SANTA FE, N.M. — New Mexico teachers, school workers and higher education employees would face reduced retirement benefits and, down the road, a minimum retirement age of 55 under a plan adopted Monday by the Educational Retirement Board.
With a steadily growing gulf between retirement benefits that must be paid and assets on hand to foot the bill, members of the pension fund’s board said tough decisions have to be made before the situation worsens.
“It has to be redesigned,” state Treasurer James Lewis said of the fund, which covers roughly 97,000 workers and retirees. “We don’t have an option if we want to keep it solvent.”
However, the president of a teachers union said the plan adopted Monday isn’t acceptable because it would reduce benefits for both future and current retirees.
“We can’t support any plan that affects currently vested employees,” said National Education Association-New Mexico President Sharon Morgan.
Morgan and other labor leaders who attended Monday’s meeting in Albuquerque raised the possibility of affected employees taking legal action against the state if the plan is approved by the Legislature.
Several states, including Colorado, have seen retirees file lawsuits in response to pared-back public employee retirement benefits.
The plan adopted at Monday’s meeting in Albuquerque would trim the annual “cost-of-living adjustment” increases that – starting at age 65 – enhance the benefits received by eligible retirees to keep pace with inflation. Annual increases would be decreased from an average over time of 2 percent to an average of 1.75 percent.
Meanwhile, a minimum retirement age of 55 would not take effect for 10 years, giving employees close to retirement age time to prepare.
New Mexico, unlike many states, doesn’t currently have a minimum retirement age for teachers and other education workers, though employees generally have to work at least 25 years to be eligible for full retirement.
In the weeks leading up to Monday’s vote, the Educational Retirement Board held about a dozen public hearings around the state to discuss solvency proposals. More than 3,400 people provided responses to the plans under consideration.
The plan adopted by ERB members on a 4-3 vote will be presented next month to an interim legislative committee. The full Legislature could then take it up during its 30-day regular session that starts Jan. 17.
While lawmakers and Gov. Susana Martinez will have the ultimate say on how to shore up the pension fund, several ERB members said the board had shown political courage by taking up the hot-button issue.
“There are many other (states) that are just procrastinating and are doing so at great peril,” board member Brad Day said.
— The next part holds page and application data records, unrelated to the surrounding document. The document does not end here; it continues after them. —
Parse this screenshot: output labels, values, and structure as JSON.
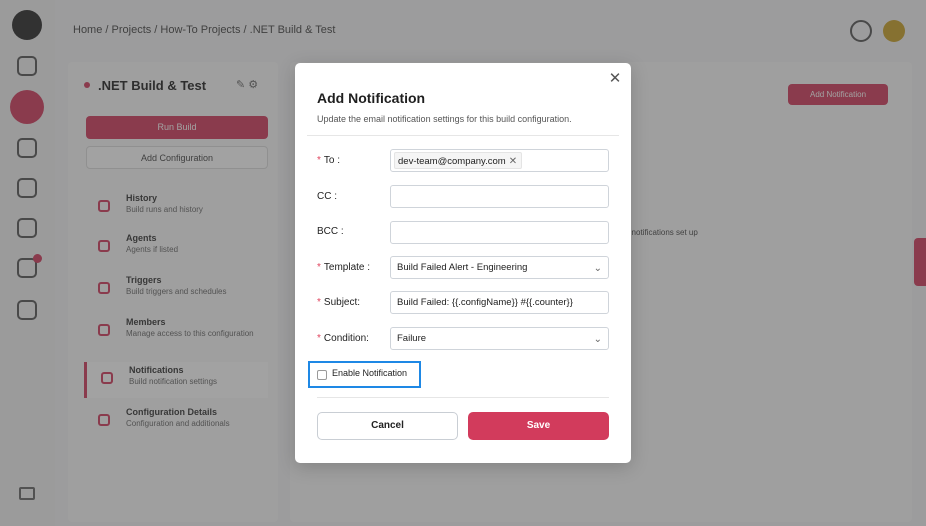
{
  "background": {
    "breadcrumb": "Home / Projects / How-To Projects / .NET Build & Test",
    "project_title": ".NET Build & Test",
    "run_build_label": "Run Build",
    "add_configuration_label": "Add Configuration",
    "nav_items": [
      {
        "title": "History",
        "desc": "Build runs and history"
      },
      {
        "title": "Agents",
        "desc": "Agents if listed"
      },
      {
        "title": "Triggers",
        "desc": "Build triggers and schedules"
      },
      {
        "title": "Members",
        "desc": "Manage access to this configuration"
      },
      {
        "title": "Notifications",
        "desc": "Build notification settings"
      },
      {
        "title": "Configuration Details",
        "desc": "Configuration and additionals"
      }
    ],
    "add_notification_label": "Add Notification",
    "hint_text": "for notifications set up"
  },
  "modal": {
    "title": "Add Notification",
    "subtitle": "Update the email notification settings for this build configuration.",
    "close_glyph": "✕",
    "fields": {
      "to": {
        "label": "To",
        "tag_value": "dev-team@company.com",
        "tag_remove": "✕"
      },
      "cc": {
        "label": "CC",
        "value": ""
      },
      "bcc": {
        "label": "BCC",
        "value": ""
      },
      "template": {
        "label": "Template",
        "value": "Build Failed Alert - Engineering"
      },
      "subject": {
        "label": "Subject",
        "value": "Build Failed: {{.configName}} #{{.counter}}"
      },
      "condition": {
        "label": "Condition",
        "value": "Failure"
      }
    },
    "required_mark": "*",
    "colon": ":",
    "enable_notification": {
      "label": "Enable Notification",
      "checked": false
    },
    "buttons": {
      "cancel": "Cancel",
      "save": "Save"
    }
  },
  "colors": {
    "accent": "#d23b5c",
    "focus_outline": "#1e88e5"
  }
}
The solvency crunch facing the state’s education pension fund – one of two public retirement systems in New Mexico – is chiefly due to workers retiring younger and living longer, a state budget crunch that has prompted lawmakers to delay approved contribution hikes and market-driven investment losses in recent years.
The Educational Retirement Board had an estimated unfunded liability of about $5.9 billion as of earlier this year, marking the difference between benefits due to be paid out to current and future retirees and assets managed. As of June 30, the pension fund had about $15.4 billion in liabilities and about $9.5 billion in assets. The fund’s balance had decreased to $9.1 billion at the end of October.
The proposed changes adopted Monday are projected to improve the funded ratio – which measures assets against liabilities – to 78 percent by 2030. The current funded ratio for the ERB is about 61 percent. A ratio of 80 percent or better is generally considered healthy.
Last year, the ERB recommended increasing both employee and taxpayer contributions into the pension fund, but that proposal, along with a number of other proposed fixes, failed to win support in the Legislature.
However, lawmakers did approve a temporary increase in public employee contributions – in addition to a corresponding cut in taxpayers’ contributions – to help balance the state’s $5.6 billion budget.
Like most public employees, retired educators also receive Social Security, based on contributions made by taxpayers and the workers themselves. Employers currently contribute 6.2 percent of employees’ salaries to Social Security, while employees pay 4.2 percent during the length of their career.